And something is surely wrong when plutocrat-in-chief Boris Berezovsky gets to look like a good guy, as he did this week when he resigned his parliamentary seat in the State Duma in protest against Putin's tactics.


One of the leading oligarchs argued Friday that if the tycoons want to survive, they must clean up their act.


Vladimir Potanin, who runs the holding company that controls nickel giant Norilsk Nickel, said in an interview with the Financial Times that the tycoons should offer to pay more taxes and make other concessions f quickly f to improve their public image. "We should say to people: 'You think we were bad. But we want to be normal and socially acceptable,'" he said, adding: "Many oligarchs are tired of the lack of well-defined rules and are waiting for the Kremlin to define the guidelines."


The very fact that Potanin is talking compromise suggests that Putin's squeeze play is working. Earlier this month, Potanin was targeted by the prosecutor general, who demanded that he repay $140 million in alleged underpayments in the 1995 privatization of Norilsk.


So what sort of deal should Putin demand as the price for allowing the oligarchs to retain control of their companies?


Here's a simple proposal that emerged in conversations last week with several leading Russia-watchers. They suggest a truce that would require the oligarchs to bring their companies up to Western business standards. That means cleaning up corporate balance sheets, accepting modern auditing rules, negotiating enforceable legal contracts and paying what's owed in taxes.


Putin, for his part, should stop the goon tactics and embrace the rule of law.


He shouldn't offer a blanket amnesty to the oligarchs, any more than he should continue waging personal vendettas against them.


Investors in Russia, including the oligarchs themselves, crave political stability.
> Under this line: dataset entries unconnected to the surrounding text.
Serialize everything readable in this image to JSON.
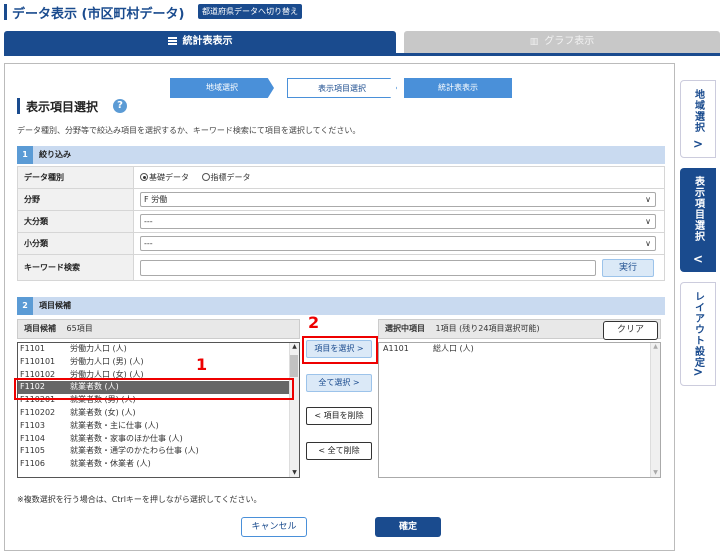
{
  "header": {
    "title": "データ表示 (市区町村データ)",
    "switch_button": "都道府県データへ切り替え"
  },
  "tabs": [
    {
      "label": "統計表表示",
      "icon": "list-icon",
      "active": true
    },
    {
      "label": "グラフ表示",
      "icon": "chart-icon",
      "active": false
    }
  ],
  "steps": [
    "地域選択",
    "表示項目選択",
    "統計表表示"
  ],
  "section": {
    "title": "表示項目選択",
    "help": "?",
    "description": "データ種別、分野等で絞込み項目を選択するか、キーワード検索にて項目を選択してください。"
  },
  "filter": {
    "number": "1",
    "title": "絞り込み",
    "data_type_label": "データ種別",
    "data_type_options": [
      "基礎データ",
      "指標データ"
    ],
    "data_type_selected": "基礎データ",
    "field_label": "分野",
    "field_value": "F 労働",
    "major_label": "大分類",
    "major_value": "---",
    "minor_label": "小分類",
    "minor_value": "---",
    "keyword_label": "キーワード検索",
    "keyword_value": "",
    "exec_button": "実行"
  },
  "candidates": {
    "number": "2",
    "title": "項目候補",
    "box_label": "項目候補",
    "count": "65項目",
    "items": [
      {
        "code": "F1101",
        "name": "労働力人口 (人)"
      },
      {
        "code": "F110101",
        "name": "労働力人口 (男) (人)"
      },
      {
        "code": "F110102",
        "name": "労働力人口 (女) (人)"
      },
      {
        "code": "F1102",
        "name": "就業者数 (人)"
      },
      {
        "code": "F110201",
        "name": "就業者数 (男) (人)"
      },
      {
        "code": "F110202",
        "name": "就業者数 (女) (人)"
      },
      {
        "code": "F1103",
        "name": "就業者数・主に仕事 (人)"
      },
      {
        "code": "F1104",
        "name": "就業者数・家事のほか仕事 (人)"
      },
      {
        "code": "F1105",
        "name": "就業者数・通学のかたわら仕事 (人)"
      },
      {
        "code": "F1106",
        "name": "就業者数・休業者 (人)"
      }
    ],
    "selected_index": 3
  },
  "actions": {
    "select_item": "項目を選択",
    "select_all": "全て選択",
    "delete_item": "項目を削除",
    "delete_all": "全て削除"
  },
  "selected": {
    "box_label": "選択中項目",
    "count_text": "1項目 (残り24項目選択可能)",
    "clear_button": "クリア",
    "items": [
      {
        "code": "A1101",
        "name": "総人口 (人)"
      }
    ]
  },
  "footnote": "※複数選択を行う場合は、Ctrlキーを押しながら選択してください。",
  "footer": {
    "cancel": "キャンセル",
    "confirm": "確定"
  },
  "side_nav": [
    {
      "label": "地域選択",
      "active": false,
      "arrow": ">"
    },
    {
      "label": "表示項目選択",
      "active": true,
      "arrow": "<"
    },
    {
      "label": "レイアウト設定",
      "active": false,
      "arrow": ">"
    }
  ],
  "annotations": {
    "mark1": "1",
    "mark2": "2",
    "color": "#e00000"
  },
  "colors": {
    "brand": "#1a4b8e",
    "accent": "#4a90d9",
    "section_bg": "#c9daf0"
  }
}
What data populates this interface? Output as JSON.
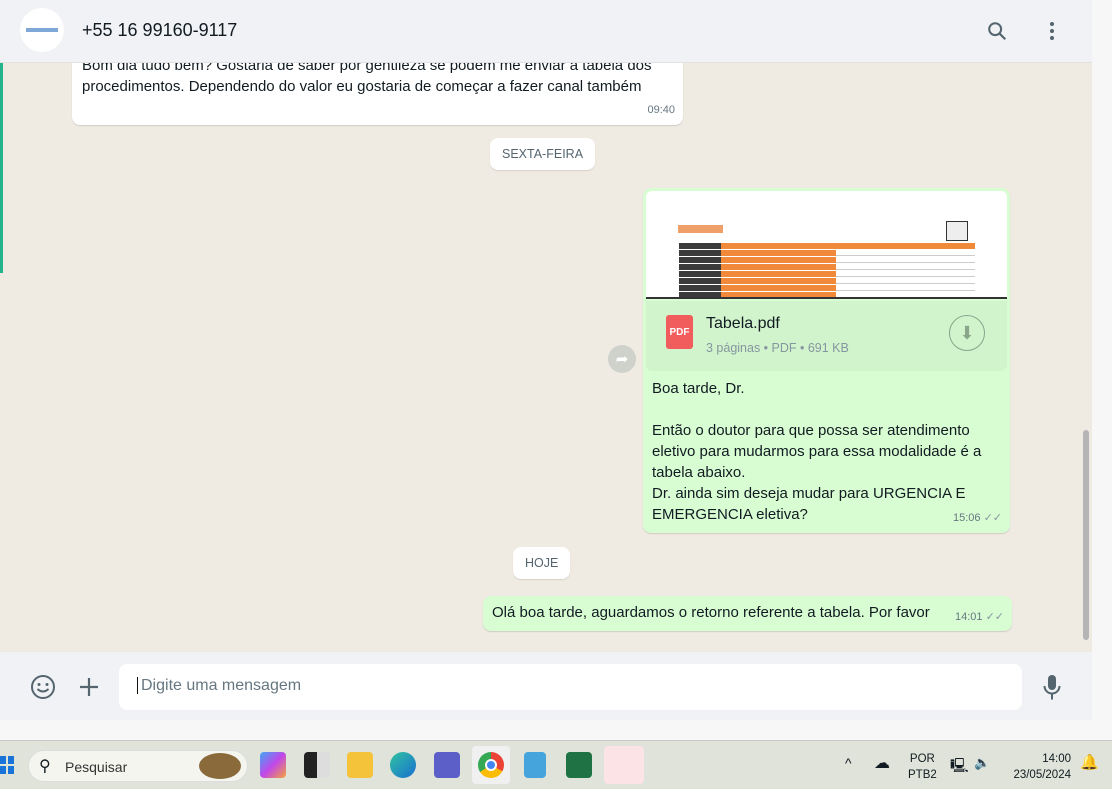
{
  "header": {
    "contact": "+55 16 99160-9117",
    "search_icon": "search-icon",
    "menu_icon": "kebab-menu-icon"
  },
  "messages": [
    {
      "direction": "in",
      "text": "Bom dia tudo bem? Gostaria de saber por gentileza se podem me enviar a tabela dos procedimentos. Dependendo do valor eu gostaria de começar a fazer canal também",
      "time": "09:40"
    },
    {
      "type": "date",
      "label": "SEXTA-FEIRA"
    },
    {
      "direction": "out",
      "document": {
        "name": "Tabela.pdf",
        "meta": "3 páginas • PDF • 691 KB",
        "icon_label": "PDF"
      },
      "lines": [
        "Boa tarde, Dr.",
        "",
        "Então o doutor para que possa ser atendimento eletivo para mudarmos para essa modalidade é a tabela abaixo.",
        "Dr. ainda sim deseja mudar para URGENCIA E EMERGENCIA eletiva?"
      ],
      "time": "15:06",
      "status": "read"
    },
    {
      "type": "date",
      "label": "HOJE"
    },
    {
      "direction": "out",
      "text": "Olá boa tarde, aguardamos o retorno referente a tabela. Por favor",
      "time": "14:01",
      "status": "read"
    }
  ],
  "composer": {
    "placeholder": "Digite uma mensagem"
  },
  "taskbar": {
    "search": "Pesquisar",
    "lang1": "POR",
    "lang2": "PTB2",
    "time": "14:00",
    "date": "23/05/2024"
  },
  "colors": {
    "outgoing": "#d9fdd3",
    "incoming": "#ffffff",
    "pdf": "#f15c5c"
  }
}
Putin's goal shouldn't be to wipe out the tycoons but to create thousands more of them as Russian capitalism grows and prospers.
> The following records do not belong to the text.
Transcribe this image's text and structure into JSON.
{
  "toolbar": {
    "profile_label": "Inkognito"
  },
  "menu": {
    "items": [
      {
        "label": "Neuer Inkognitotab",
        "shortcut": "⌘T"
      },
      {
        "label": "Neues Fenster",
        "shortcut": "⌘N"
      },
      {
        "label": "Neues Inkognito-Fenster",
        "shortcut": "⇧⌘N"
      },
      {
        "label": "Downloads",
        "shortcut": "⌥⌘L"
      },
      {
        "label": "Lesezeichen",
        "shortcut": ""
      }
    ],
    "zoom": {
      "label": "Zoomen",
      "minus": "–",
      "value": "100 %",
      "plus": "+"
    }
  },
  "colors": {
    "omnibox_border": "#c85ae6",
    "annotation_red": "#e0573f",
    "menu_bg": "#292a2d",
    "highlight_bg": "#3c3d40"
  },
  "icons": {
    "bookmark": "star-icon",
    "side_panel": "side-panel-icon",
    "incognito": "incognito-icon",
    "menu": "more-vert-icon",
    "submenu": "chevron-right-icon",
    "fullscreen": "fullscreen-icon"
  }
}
David Ignatius is a columnist for The Washington Post, to which he contributed this comment.